::: Supplied records :::

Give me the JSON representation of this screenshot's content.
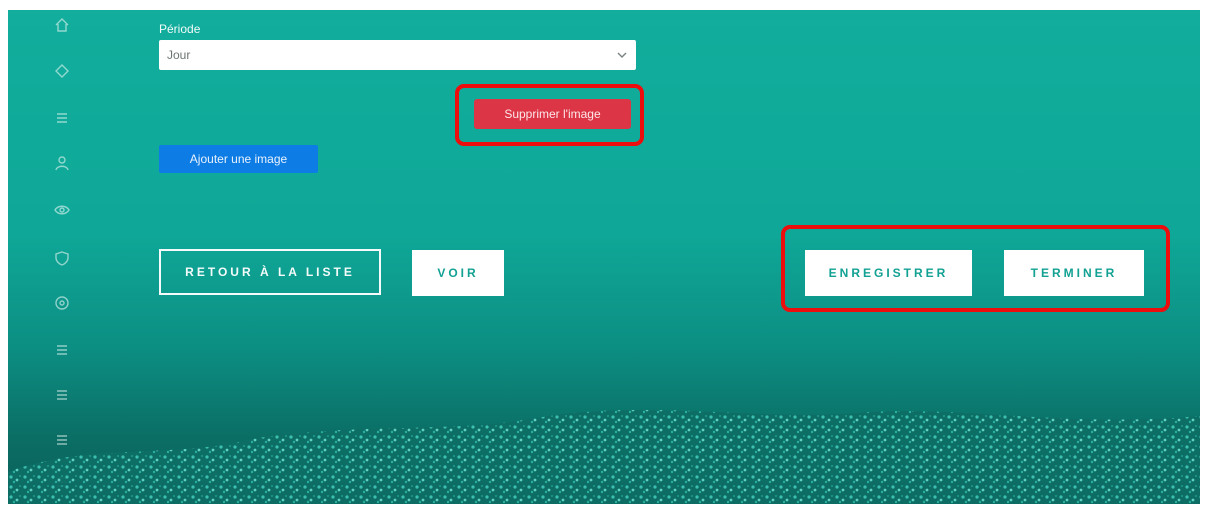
{
  "form": {
    "period_label": "Période",
    "period_value": "Jour"
  },
  "buttons": {
    "delete_image": "Supprimer l'image",
    "add_image": "Ajouter une image",
    "back_to_list": "RETOUR À LA LISTE",
    "view": "VOIR",
    "save": "ENREGISTRER",
    "finish": "TERMINER"
  },
  "sidebar": {
    "icons": [
      "home-icon",
      "diamond-icon",
      "list-icon",
      "user-icon",
      "visibility-icon",
      "shield-icon",
      "target-icon",
      "list-icon",
      "list-icon",
      "list-icon",
      "list-icon"
    ]
  },
  "colors": {
    "background": "#12ad9c",
    "delete_button": "#dc3545",
    "add_button": "#0d7ce4",
    "highlight": "#ee0d0d",
    "action_text": "#12a193"
  }
}
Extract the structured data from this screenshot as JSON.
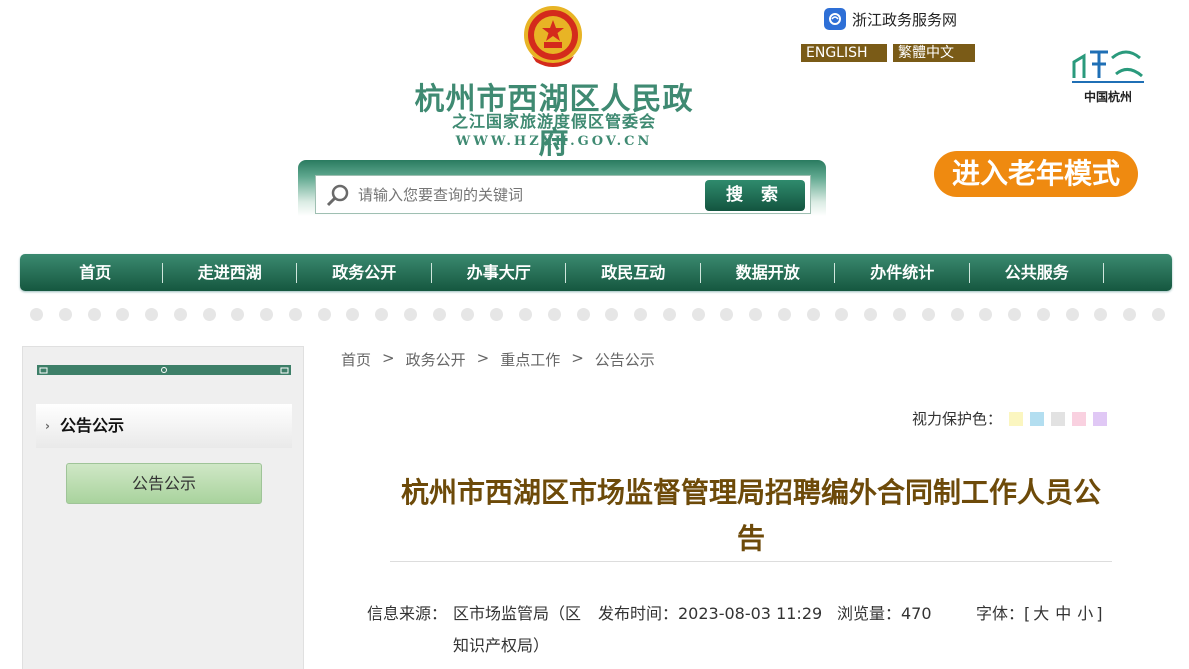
{
  "header": {
    "gov_name": "杭州市西湖区人民政府",
    "gov_subtitle": "之江国家旅游度假区管委会",
    "gov_url": "WWW.HZXH.GOV.CN",
    "zhejiang_service": "浙江政务服务网",
    "lang_english": "ENGLISH",
    "lang_traditional": "繁體中文",
    "city_logo_text": "中国杭州"
  },
  "search": {
    "placeholder": "请输入您要查询的关键词",
    "button": "搜 索"
  },
  "elderly_mode": "进入老年模式",
  "nav": {
    "items": [
      "首页",
      "走进西湖",
      "政务公开",
      "办事大厅",
      "政民互动",
      "数据开放",
      "办件统计",
      "公共服务"
    ]
  },
  "sidebar": {
    "heading": "公告公示",
    "button": "公告公示"
  },
  "breadcrumb": [
    "首页",
    "政务公开",
    "重点工作",
    "公告公示"
  ],
  "vision": {
    "label": "视力保护色：",
    "colors": [
      "#fbf6c0",
      "#b3def0",
      "#e2e2e2",
      "#f9d1e0",
      "#e0c8f5"
    ]
  },
  "article": {
    "title": "杭州市西湖区市场监督管理局招聘编外合同制工作人员公告",
    "source_label": "信息来源：",
    "source": "区市场监管局（区知识产权局）",
    "publish_time": "发布时间：2023-08-03 11:29",
    "views": "浏览量：470",
    "font_label": "字体：[",
    "font_large": "大",
    "font_medium": "中",
    "font_small": "小",
    "font_end": "]"
  },
  "colors": {
    "brand_green": "#15573f",
    "title_brown": "#6d4a09",
    "elderly_orange": "#ef8a10"
  }
}
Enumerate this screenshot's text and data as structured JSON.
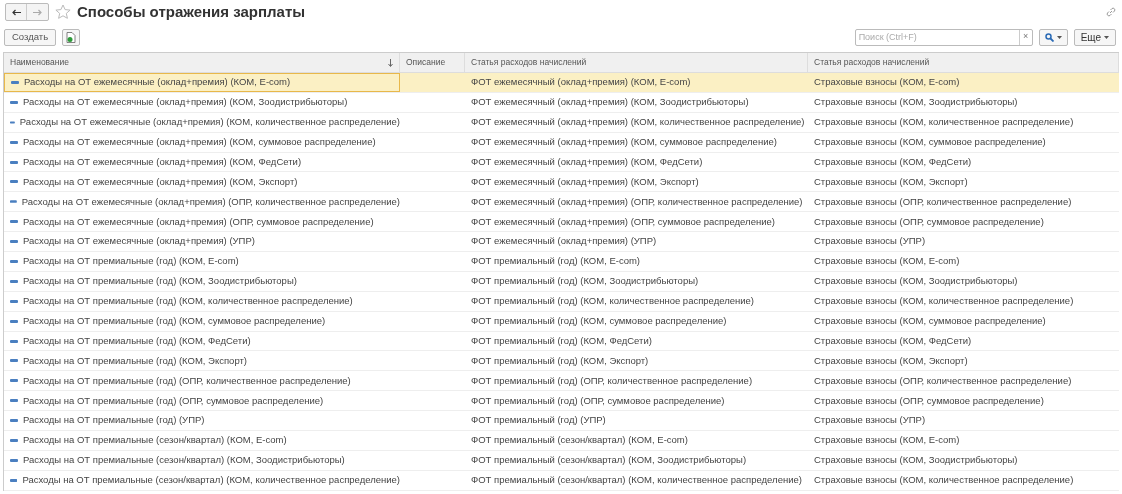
{
  "window": {
    "title": "Способы отражения зарплаты"
  },
  "toolbar": {
    "create_button": "Создать",
    "search": {
      "placeholder": "Поиск (Ctrl+F)"
    },
    "clear_button": "×",
    "more_button": "Еще"
  },
  "table": {
    "columns": [
      "Наименование",
      "Описание",
      "Статья расходов начислений",
      "Статья расходов начислений"
    ],
    "rows": [
      {
        "name": "Расходы на ОТ ежемесячные (оклад+премия) (КОМ, E-com)",
        "article": "ФОТ ежемесячный (оклад+премия) (КОМ, E-com)",
        "insurance": "Страховые взносы (КОМ, E-com)",
        "selected": true
      },
      {
        "name": "Расходы на ОТ ежемесячные (оклад+премия) (КОМ, Зоодистрибьюторы)",
        "article": "ФОТ ежемесячный (оклад+премия) (КОМ, Зоодистрибьюторы)",
        "insurance": "Страховые взносы (КОМ, Зоодистрибьюторы)",
        "selected": false
      },
      {
        "name": "Расходы на ОТ ежемесячные (оклад+премия) (КОМ, количественное распределение)",
        "article": "ФОТ ежемесячный (оклад+премия) (КОМ, количественное распределение)",
        "insurance": "Страховые взносы (КОМ, количественное распределение)",
        "selected": false
      },
      {
        "name": "Расходы на ОТ ежемесячные (оклад+премия) (КОМ, суммовое распределение)",
        "article": "ФОТ ежемесячный (оклад+премия) (КОМ, суммовое распределение)",
        "insurance": "Страховые взносы (КОМ, суммовое распределение)",
        "selected": false
      },
      {
        "name": "Расходы на ОТ ежемесячные (оклад+премия) (КОМ, ФедСети)",
        "article": "ФОТ ежемесячный (оклад+премия) (КОМ, ФедСети)",
        "insurance": "Страховые взносы (КОМ, ФедСети)",
        "selected": false
      },
      {
        "name": "Расходы на ОТ ежемесячные (оклад+премия) (КОМ, Экспорт)",
        "article": "ФОТ ежемесячный (оклад+премия) (КОМ, Экспорт)",
        "insurance": "Страховые взносы (КОМ, Экспорт)",
        "selected": false
      },
      {
        "name": "Расходы на ОТ ежемесячные (оклад+премия) (ОПР, количественное распределение)",
        "article": "ФОТ ежемесячный (оклад+премия) (ОПР, количественное распределение)",
        "insurance": "Страховые взносы (ОПР, количественное распределение)",
        "selected": false
      },
      {
        "name": "Расходы на ОТ ежемесячные (оклад+премия) (ОПР, суммовое распределение)",
        "article": "ФОТ ежемесячный (оклад+премия) (ОПР, суммовое распределение)",
        "insurance": "Страховые взносы (ОПР, суммовое распределение)",
        "selected": false
      },
      {
        "name": "Расходы на ОТ ежемесячные (оклад+премия) (УПР)",
        "article": "ФОТ ежемесячный (оклад+премия) (УПР)",
        "insurance": "Страховые взносы (УПР)",
        "selected": false
      },
      {
        "name": "Расходы на ОТ премиальные (год) (КОМ, E-com)",
        "article": "ФОТ премиальный (год) (КОМ, E-com)",
        "insurance": "Страховые взносы (КОМ, E-com)",
        "selected": false
      },
      {
        "name": "Расходы на ОТ премиальные (год) (КОМ, Зоодистрибьюторы)",
        "article": "ФОТ премиальный (год) (КОМ, Зоодистрибьюторы)",
        "insurance": "Страховые взносы (КОМ, Зоодистрибьюторы)",
        "selected": false
      },
      {
        "name": "Расходы на ОТ премиальные (год) (КОМ, количественное распределение)",
        "article": "ФОТ премиальный (год) (КОМ, количественное распределение)",
        "insurance": "Страховые взносы (КОМ, количественное распределение)",
        "selected": false
      },
      {
        "name": "Расходы на ОТ премиальные (год) (КОМ, суммовое распределение)",
        "article": "ФОТ премиальный (год) (КОМ, суммовое распределение)",
        "insurance": "Страховые взносы (КОМ, суммовое распределение)",
        "selected": false
      },
      {
        "name": "Расходы на ОТ премиальные (год) (КОМ, ФедСети)",
        "article": "ФОТ премиальный (год) (КОМ, ФедСети)",
        "insurance": "Страховые взносы (КОМ, ФедСети)",
        "selected": false
      },
      {
        "name": "Расходы на ОТ премиальные (год) (КОМ, Экспорт)",
        "article": "ФОТ премиальный (год) (КОМ, Экспорт)",
        "insurance": "Страховые взносы (КОМ, Экспорт)",
        "selected": false
      },
      {
        "name": "Расходы на ОТ премиальные (год) (ОПР, количественное распределение)",
        "article": "ФОТ премиальный (год) (ОПР, количественное распределение)",
        "insurance": "Страховые взносы (ОПР, количественное распределение)",
        "selected": false
      },
      {
        "name": "Расходы на ОТ премиальные (год) (ОПР, суммовое распределение)",
        "article": "ФОТ премиальный (год) (ОПР, суммовое распределение)",
        "insurance": "Страховые взносы (ОПР, суммовое распределение)",
        "selected": false
      },
      {
        "name": "Расходы на ОТ премиальные (год) (УПР)",
        "article": "ФОТ премиальный (год) (УПР)",
        "insurance": "Страховые взносы (УПР)",
        "selected": false
      },
      {
        "name": "Расходы на ОТ премиальные (сезон/квартал) (КОМ, E-com)",
        "article": "ФОТ премиальный (сезон/квартал) (КОМ, E-com)",
        "insurance": "Страховые взносы (КОМ, E-com)",
        "selected": false
      },
      {
        "name": "Расходы на ОТ премиальные (сезон/квартал) (КОМ, Зоодистрибьюторы)",
        "article": "ФОТ премиальный (сезон/квартал) (КОМ, Зоодистрибьюторы)",
        "insurance": "Страховые взносы (КОМ, Зоодистрибьюторы)",
        "selected": false
      },
      {
        "name": "Расходы на ОТ премиальные (сезон/квартал) (КОМ, количественное распределение)",
        "article": "ФОТ премиальный (сезон/квартал) (КОМ, количественное распределение)",
        "insurance": "Страховые взносы (КОМ, количественное распределение)",
        "selected": false
      }
    ]
  }
}
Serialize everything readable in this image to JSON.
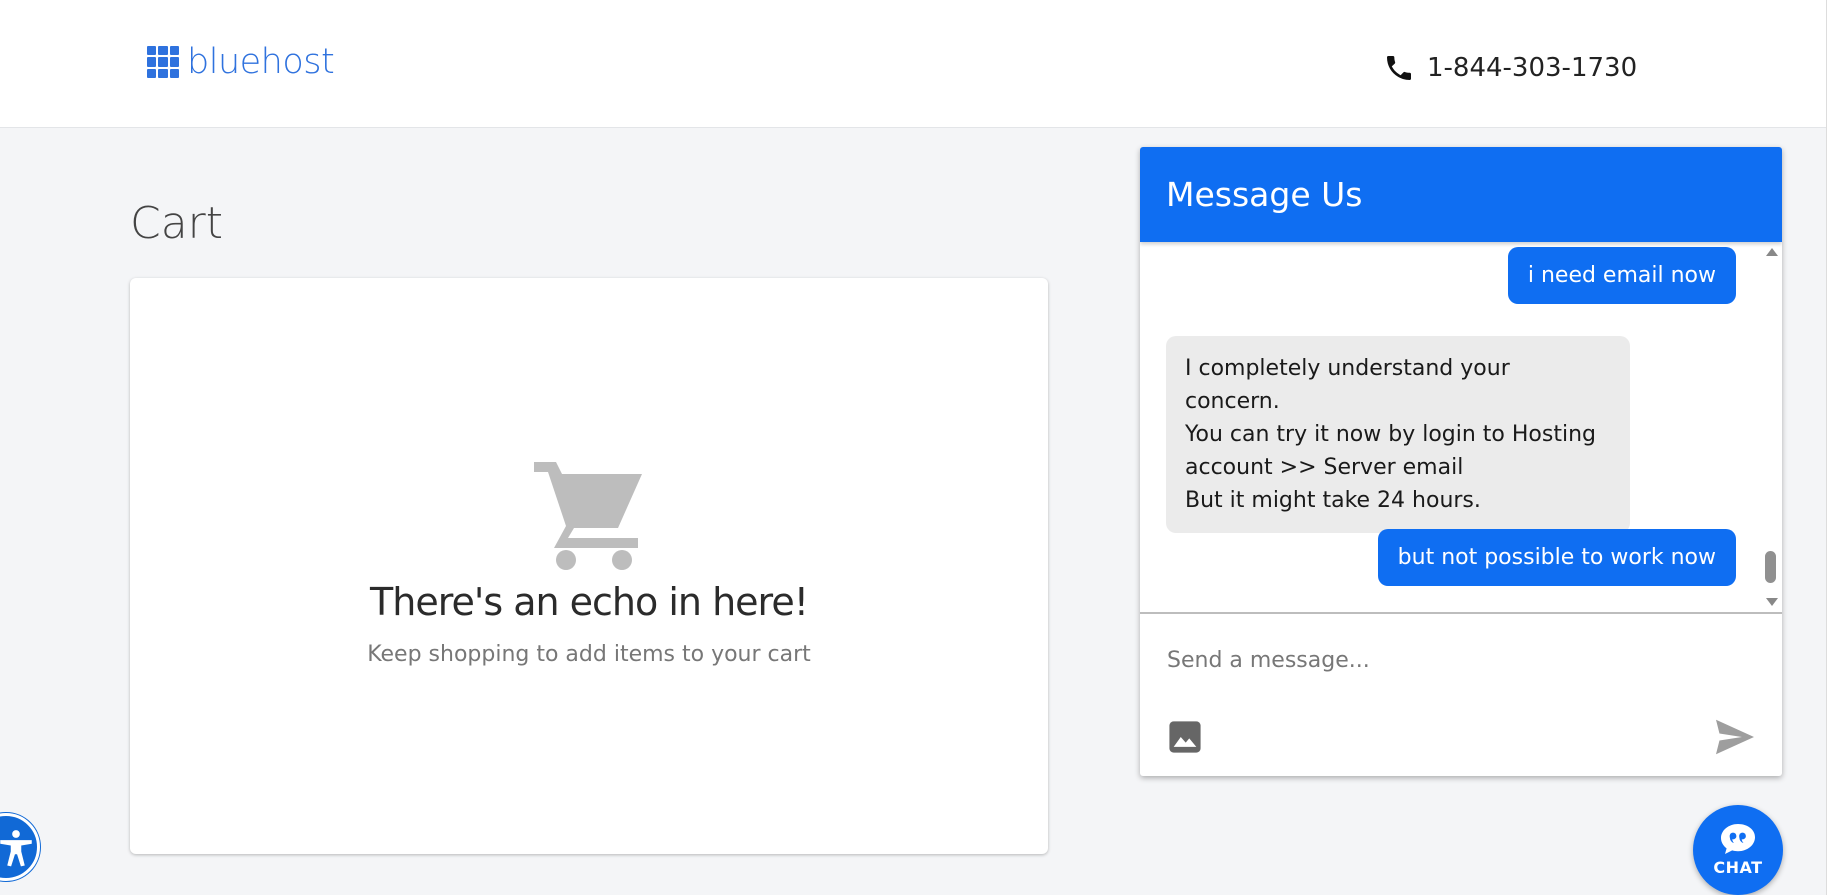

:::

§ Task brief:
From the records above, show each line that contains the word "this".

§ Exercise output:
Give me the JSON representation of this screenshot's content.
Extract the structured data from this screenshot as JSON.
Enumerate this screenshot's text and data as structured JSON.
Serialize everything readable in this image to JSON.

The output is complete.